The Shop Local movement has been trying hard to encourage more people to consider shopping local and independent rather than defaulting to the big boxes or ordering online. Clever marketing has helped get us in the shop where we find a carefully-curated selection of products, creative merchandising, and better customer service. Unless it's a store I visited recently where I was not only completely ignored but when I asked a question, I was barely acknowledged let alone provided the right answer.
Here are three things that drive me nuts but are easy for retailers to fix--if they care about serving their customers.
1. Greet me when I enter your business.
You don't need to jump on customers as soon as they pass the door threshold but simply acknowledging their presence can go a long way. It breaks down the barrier between customer and proprietor and makes it easier for your customers to reach out to you if they have a question. There have been plenty of times when this simply polite gesture could've kept me in a shop rather than making me feel like an intrusion and unwelcomed.
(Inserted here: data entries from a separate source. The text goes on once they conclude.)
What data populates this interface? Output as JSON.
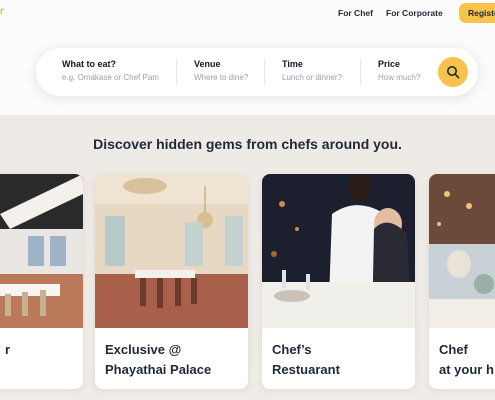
{
  "nav": {
    "logo_fragment": "r",
    "links": [
      "For Chef",
      "For Corporate"
    ],
    "register_label": "Register"
  },
  "search": {
    "fields": [
      {
        "label": "What to eat?",
        "placeholder": "e.g. Omakase or Chef Pam"
      },
      {
        "label": "Venue",
        "placeholder": "Where to dine?"
      },
      {
        "label": "Time",
        "placeholder": "Lunch or dinner?"
      },
      {
        "label": "Price",
        "placeholder": "How much?"
      }
    ],
    "button_icon": "search-icon"
  },
  "heading": "Discover hidden gems from chefs around you.",
  "cards": [
    {
      "title": "r"
    },
    {
      "title": "Exclusive @\nPhayathai Palace"
    },
    {
      "title": "Chef’s\nRestuarant"
    },
    {
      "title": "Chef\nat your h"
    }
  ],
  "colors": {
    "accent": "#f6c34b",
    "text": "#1f2937"
  }
}
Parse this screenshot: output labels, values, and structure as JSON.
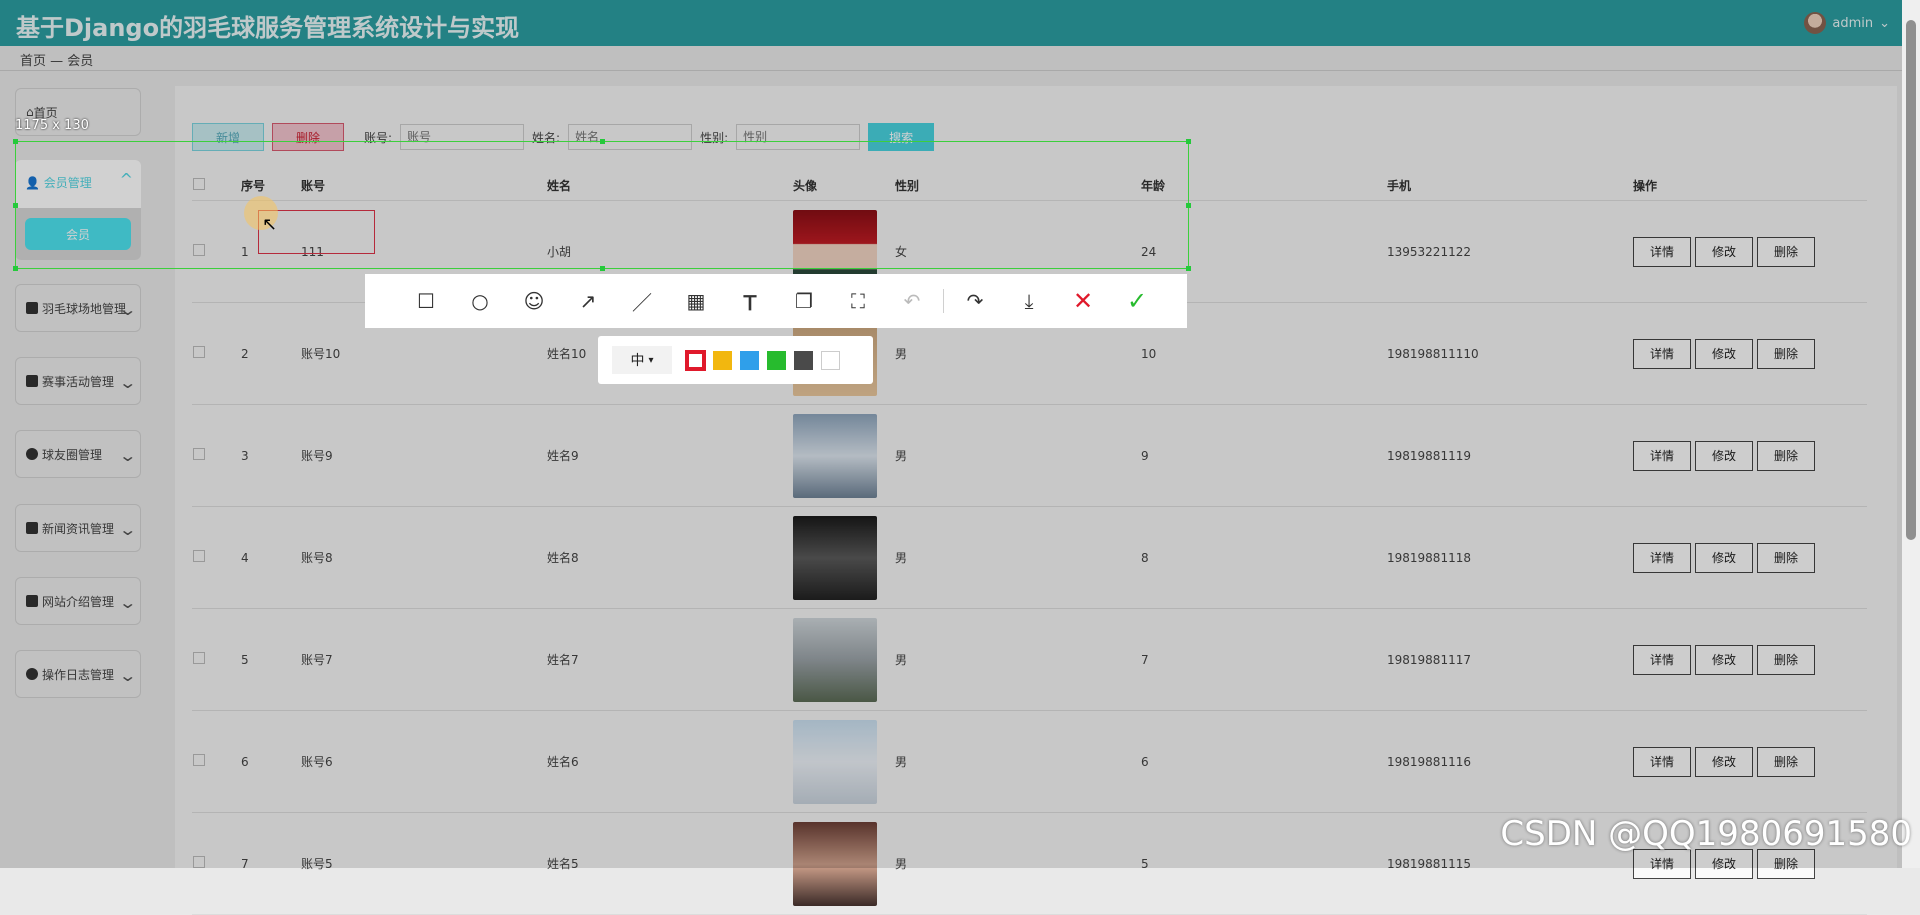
{
  "header": {
    "title": "基于Django的羽毛球服务管理系统设计与实现",
    "user": "admin"
  },
  "breadcrumb": {
    "home": "首页",
    "sep": "—",
    "current": "会员"
  },
  "sidebar": {
    "items": [
      {
        "label": "首页"
      },
      {
        "label": "会员管理",
        "child": "会员"
      },
      {
        "label": "羽毛球场地管理"
      },
      {
        "label": "赛事活动管理"
      },
      {
        "label": "球友圈管理"
      },
      {
        "label": "新闻资讯管理"
      },
      {
        "label": "网站介绍管理"
      },
      {
        "label": "操作日志管理"
      }
    ]
  },
  "toolbar": {
    "add": "新增",
    "delete": "删除",
    "account_label": "账号:",
    "account_placeholder": "账号",
    "name_label": "姓名:",
    "name_placeholder": "姓名",
    "gender_label": "性别:",
    "gender_placeholder": "性别",
    "search": "搜索"
  },
  "table": {
    "headers": [
      "序号",
      "账号",
      "姓名",
      "头像",
      "性别",
      "年龄",
      "手机",
      "操作"
    ],
    "actions": [
      "详情",
      "修改",
      "删除"
    ],
    "rows": [
      {
        "no": "1",
        "account": "111",
        "name": "小胡",
        "gender": "女",
        "age": "24",
        "phone": "13953221122"
      },
      {
        "no": "2",
        "account": "账号10",
        "name": "姓名10",
        "gender": "男",
        "age": "10",
        "phone": "198198811110"
      },
      {
        "no": "3",
        "account": "账号9",
        "name": "姓名9",
        "gender": "男",
        "age": "9",
        "phone": "19819881119"
      },
      {
        "no": "4",
        "account": "账号8",
        "name": "姓名8",
        "gender": "男",
        "age": "8",
        "phone": "19819881118"
      },
      {
        "no": "5",
        "account": "账号7",
        "name": "姓名7",
        "gender": "男",
        "age": "7",
        "phone": "19819881117"
      },
      {
        "no": "6",
        "account": "账号6",
        "name": "姓名6",
        "gender": "男",
        "age": "6",
        "phone": "19819881116"
      },
      {
        "no": "7",
        "account": "账号5",
        "name": "姓名5",
        "gender": "男",
        "age": "5",
        "phone": "19819881115"
      }
    ]
  },
  "screenshot_tool": {
    "selection_size": "1175 x 130",
    "tools": [
      "rectangle-icon",
      "circle-icon",
      "emoji-icon",
      "arrow-icon",
      "pen-icon",
      "mosaic-icon",
      "text-icon",
      "pin-icon",
      "ocr-icon",
      "undo-icon",
      "share-icon",
      "download-icon",
      "cancel-icon",
      "confirm-icon"
    ],
    "size_option": "中",
    "colors": [
      "#e0192b",
      "#f2b70f",
      "#2f9fea",
      "#27bb2e",
      "#4a4a4a",
      "#ffffff"
    ]
  },
  "watermark": "CSDN @QQ1980691580"
}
Bonus point: One retailer I used to support regularly would offer me a cup of hot tea or apple cider in a pottery mug (all of which it sold, of course). Sure it takes time to wash that mug and it costs money to offer hot tea to each customer, but it made me feel welcomed and encouraged me to take my time to enjoy my tea and consider gifts I may not have purchased had I not made the time. I never once left that shop without buying something.
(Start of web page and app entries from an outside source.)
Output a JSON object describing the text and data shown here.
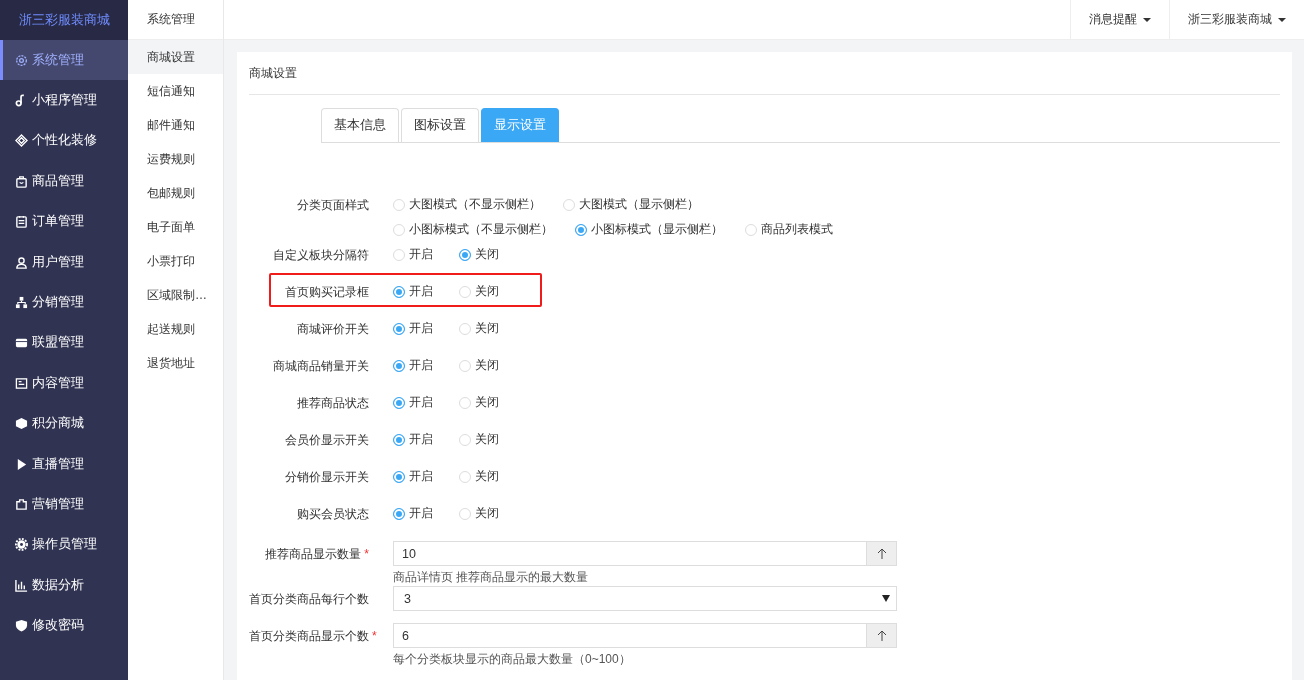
{
  "brand": "浙三彩服装商城",
  "sidebar": {
    "items": [
      {
        "label": "系统管理",
        "selected": true
      },
      {
        "label": "小程序管理",
        "selected": false
      },
      {
        "label": "个性化装修",
        "selected": false
      },
      {
        "label": "商品管理",
        "selected": false
      },
      {
        "label": "订单管理",
        "selected": false
      },
      {
        "label": "用户管理",
        "selected": false
      },
      {
        "label": "分销管理",
        "selected": false
      },
      {
        "label": "联盟管理",
        "selected": false
      },
      {
        "label": "内容管理",
        "selected": false
      },
      {
        "label": "积分商城",
        "selected": false
      },
      {
        "label": "直播管理",
        "selected": false
      },
      {
        "label": "营销管理",
        "selected": false
      },
      {
        "label": "操作员管理",
        "selected": false
      },
      {
        "label": "数据分析",
        "selected": false
      },
      {
        "label": "修改密码",
        "selected": false
      }
    ]
  },
  "subnav": {
    "title": "系统管理",
    "items": [
      {
        "label": "商城设置",
        "selected": true
      },
      {
        "label": "短信通知",
        "selected": false
      },
      {
        "label": "邮件通知",
        "selected": false
      },
      {
        "label": "运费规则",
        "selected": false
      },
      {
        "label": "包邮规则",
        "selected": false
      },
      {
        "label": "电子面单",
        "selected": false
      },
      {
        "label": "小票打印",
        "selected": false
      },
      {
        "label": "区域限制…",
        "selected": false
      },
      {
        "label": "起送规则",
        "selected": false
      },
      {
        "label": "退货地址",
        "selected": false
      }
    ]
  },
  "topbar": {
    "menus": [
      "消息提醒",
      "浙三彩服装商城"
    ]
  },
  "panel": {
    "title": "商城设置",
    "tabs": [
      {
        "label": "基本信息",
        "selected": false
      },
      {
        "label": "图标设置",
        "selected": false
      },
      {
        "label": "显示设置",
        "selected": true
      }
    ],
    "fields": [
      {
        "kind": "radio",
        "label": "分类页面样式",
        "highlighted": false,
        "lines": [
          [
            {
              "label": "大图模式（不显示侧栏）",
              "selected": false
            },
            {
              "label": "大图模式（显示侧栏）",
              "selected": false
            }
          ],
          [
            {
              "label": "小图标模式（不显示侧栏）",
              "selected": false
            },
            {
              "label": "小图标模式（显示侧栏）",
              "selected": true
            },
            {
              "label": "商品列表模式",
              "selected": false
            }
          ]
        ]
      },
      {
        "kind": "radio",
        "label": "自定义板块分隔符",
        "highlighted": false,
        "lines": [
          [
            {
              "label": "开启",
              "selected": false
            },
            {
              "label": "关闭",
              "selected": true
            }
          ]
        ]
      },
      {
        "kind": "radio",
        "label": "首页购买记录框",
        "highlighted": true,
        "lines": [
          [
            {
              "label": "开启",
              "selected": true
            },
            {
              "label": "关闭",
              "selected": false
            }
          ]
        ]
      },
      {
        "kind": "radio",
        "label": "商城评价开关",
        "highlighted": false,
        "lines": [
          [
            {
              "label": "开启",
              "selected": true
            },
            {
              "label": "关闭",
              "selected": false
            }
          ]
        ]
      },
      {
        "kind": "radio",
        "label": "商城商品销量开关",
        "highlighted": false,
        "lines": [
          [
            {
              "label": "开启",
              "selected": true
            },
            {
              "label": "关闭",
              "selected": false
            }
          ]
        ]
      },
      {
        "kind": "radio",
        "label": "推荐商品状态",
        "highlighted": false,
        "lines": [
          [
            {
              "label": "开启",
              "selected": true
            },
            {
              "label": "关闭",
              "selected": false
            }
          ]
        ]
      },
      {
        "kind": "radio",
        "label": "会员价显示开关",
        "highlighted": false,
        "lines": [
          [
            {
              "label": "开启",
              "selected": true
            },
            {
              "label": "关闭",
              "selected": false
            }
          ]
        ]
      },
      {
        "kind": "radio",
        "label": "分销价显示开关",
        "highlighted": false,
        "lines": [
          [
            {
              "label": "开启",
              "selected": true
            },
            {
              "label": "关闭",
              "selected": false
            }
          ]
        ]
      },
      {
        "kind": "radio",
        "label": "购买会员状态",
        "highlighted": false,
        "lines": [
          [
            {
              "label": "开启",
              "selected": true
            },
            {
              "label": "关闭",
              "selected": false
            }
          ]
        ]
      },
      {
        "kind": "number",
        "label": "推荐商品显示数量",
        "required_mark": "*",
        "value": "10",
        "hint": "商品详情页 推荐商品显示的最大数量"
      },
      {
        "kind": "select",
        "label": "首页分类商品每行个数",
        "value": "3"
      },
      {
        "kind": "number",
        "label": "首页分类商品显示个数",
        "required_mark": "*",
        "value": "6",
        "hint": "每个分类板块显示的商品最大数量（0~100）"
      }
    ]
  }
}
2. Don't gossip in front of me.
I realize a merchant's shop is their place of work and like in most workspaces, employees gossip. When a customer enters, though, the gossip needs to pause. If I continue to hear employees gossiping, I begin to wonder what they might say about me when I walk out the door. Creating a warm and inviting atmosphere goes a long way with customers who want to shop, not feel like they might be gabbed about later on.
Bonus point: One retailer put out a little bistro table near her cash wrap and would often invite friends to stop in and catch up with her. She also had two chairs nearby with a wrap or throw blanket (merchandise) which she'd move whenever a new customer entered and she'd make it a point to invite the customer to join her if she was with someone else. It was a gesture many appreciated and friendships formed over the years. Eventually, the owner added more chairs, a longer table, and held a book club meeting and other events in that space.
3. Don't Assume My Price Point.
There are times when I need a small gift and other times I'm seeking for something unique and willing to pay a premium. Rather than guessing my price point is low, ask me if I have a budget in mind because you might be surprised.
Bonus point: Chicago-based REP CHI, an independent gift retailer, has been my go-to for Chicago-specific gifts for years. Among the gifts I buy often is a set of four coasters which she makes herself but doesn't always have in stock. On a recent visit, she'd mentioned she was making more and if I'd like her to set aside a set. Not only did I buy one, I bought four, even after she told me the price increased by 30 percent. I didn't care because the coasters are worth it but also because she went through so much trouble to make me feel like a valued customer.
The purpose of any business is to please our customers. Notice that each of the top three things that drive me nuts deal with customer service more than the selection of products and that's because a transaction is simple. You find what you need at the price you want to pay and you buy it. But if I wanted that kind of experience, why wouldn't I just go online or a big box store? If a customer is willing to support your business, whether it's a retail shop or a hair salon or an auto body clinic, make sure you take a moment to honor their time and consideration.